The pair said it would be “relatively easy for a service provider to silently add a law enforcement participant to a group chat or call.”
In practice, the proposal suggests a technique which would require encrypted messaging services — such as WhatsApp — to direct a message to a third recipient, at the same time as sending it to its intended user.
Levy and Robinson argued the proposal would be “no more intrusive than the virtual crocodile clips” which are currently used in wiretaps of non-encrypted communications. This refers to the use of chat and call apps that can silently copy call data during digital exchanges.
Opposing this plan, signatories of the open letter argued that “to achieve this result, their proposal requires two changes to systems that would seriously undermine user security and trust.”
‘Completely undermines’ authentication process
“First, it would require service providers to surreptitiously inject a new public key into a conversation in response to a government demand. This would turn a two-way conversation into a group chat where the government is the additional participant, or add a secret government participant to an existing group chat,” signatories of the open letter, which was first sent to GCHQ on May 22, said Thursday.
“Second, in order to ensure the government is added to the conversation in secret, GCHQ’s proposal would require messaging apps, service providers, and operating systems to change their software so that it would 1) change the encryption schemes used, and/or 2) mislead users by suppressing the notifications that routinely appear when a new communicant joins a chat.”
Apple, one of the signatories of the open letter to GCHQ, previously took a stand over data privacy in a widely publicized standoff with the FBI in 2015 and 2016.
Apple publicly opposed the FBI when it asked for access to the iPhone of the San Bernardino shooter, Syed Farook. The technology giant refused to help the FBI, citing issues of data privacy. Eventually, the FBI backed down, finding another way into the device without Apple’s help.
“The overwhelming majority of users rely on their confidence in reputable providers to perform authentication functions and verify that the participants in a conversation are the people they think they are, and only those people,” the letter said.
“The GCHQ’s ghost proposal completely undermines this trust relationship and the authentication process.”
In response to the open letter, the National Cyber Security Centre’s Ian Levy said: “We welcome this response to our request for thoughts on exceptional access to data — for example to stop terrorists. The hypothetical proposal was always intended as a starting point for discussion.”

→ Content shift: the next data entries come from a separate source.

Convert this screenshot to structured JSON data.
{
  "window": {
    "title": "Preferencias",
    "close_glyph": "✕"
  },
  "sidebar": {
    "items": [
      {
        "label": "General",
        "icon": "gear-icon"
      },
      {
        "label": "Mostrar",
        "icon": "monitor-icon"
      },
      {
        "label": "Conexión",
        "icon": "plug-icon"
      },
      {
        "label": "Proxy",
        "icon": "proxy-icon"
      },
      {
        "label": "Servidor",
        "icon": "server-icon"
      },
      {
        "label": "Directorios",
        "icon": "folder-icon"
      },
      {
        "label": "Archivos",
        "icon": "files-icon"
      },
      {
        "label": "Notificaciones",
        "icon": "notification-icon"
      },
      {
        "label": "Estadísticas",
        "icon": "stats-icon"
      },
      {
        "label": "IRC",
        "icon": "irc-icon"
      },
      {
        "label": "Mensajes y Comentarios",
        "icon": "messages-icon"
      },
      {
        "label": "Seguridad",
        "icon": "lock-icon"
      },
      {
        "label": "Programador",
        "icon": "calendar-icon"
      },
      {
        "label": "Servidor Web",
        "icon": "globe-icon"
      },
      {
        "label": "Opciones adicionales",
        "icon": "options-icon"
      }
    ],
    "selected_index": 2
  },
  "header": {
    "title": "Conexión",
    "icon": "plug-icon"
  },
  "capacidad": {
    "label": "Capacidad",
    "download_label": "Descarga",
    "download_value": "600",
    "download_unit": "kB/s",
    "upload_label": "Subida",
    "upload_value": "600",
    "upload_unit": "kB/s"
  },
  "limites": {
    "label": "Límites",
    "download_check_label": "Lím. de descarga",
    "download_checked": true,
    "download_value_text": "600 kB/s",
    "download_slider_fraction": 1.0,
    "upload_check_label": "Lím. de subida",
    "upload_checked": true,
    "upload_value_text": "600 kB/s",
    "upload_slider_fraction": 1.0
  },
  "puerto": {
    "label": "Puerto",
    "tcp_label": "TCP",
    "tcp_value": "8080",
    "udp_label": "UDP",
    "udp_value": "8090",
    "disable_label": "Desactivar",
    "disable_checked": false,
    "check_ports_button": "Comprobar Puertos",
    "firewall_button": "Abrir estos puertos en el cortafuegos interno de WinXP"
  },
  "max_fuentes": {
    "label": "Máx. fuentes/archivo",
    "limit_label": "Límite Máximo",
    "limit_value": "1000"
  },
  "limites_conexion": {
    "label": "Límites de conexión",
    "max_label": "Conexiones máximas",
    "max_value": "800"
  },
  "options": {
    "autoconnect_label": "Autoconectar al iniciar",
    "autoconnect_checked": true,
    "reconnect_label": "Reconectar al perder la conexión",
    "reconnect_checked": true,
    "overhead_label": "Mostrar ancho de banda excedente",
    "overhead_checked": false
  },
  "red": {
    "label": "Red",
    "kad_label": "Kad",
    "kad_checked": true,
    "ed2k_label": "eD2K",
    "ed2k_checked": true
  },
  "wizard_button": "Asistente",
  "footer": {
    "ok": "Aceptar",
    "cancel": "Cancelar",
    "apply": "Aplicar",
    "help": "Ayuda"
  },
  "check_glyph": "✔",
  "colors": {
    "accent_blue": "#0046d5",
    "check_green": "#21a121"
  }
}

“We will continue to engage with interested parties and look forward to having an open discussion to reach the best solutions possible,” Levy said, in an emailed statement to CNBC on Thursday.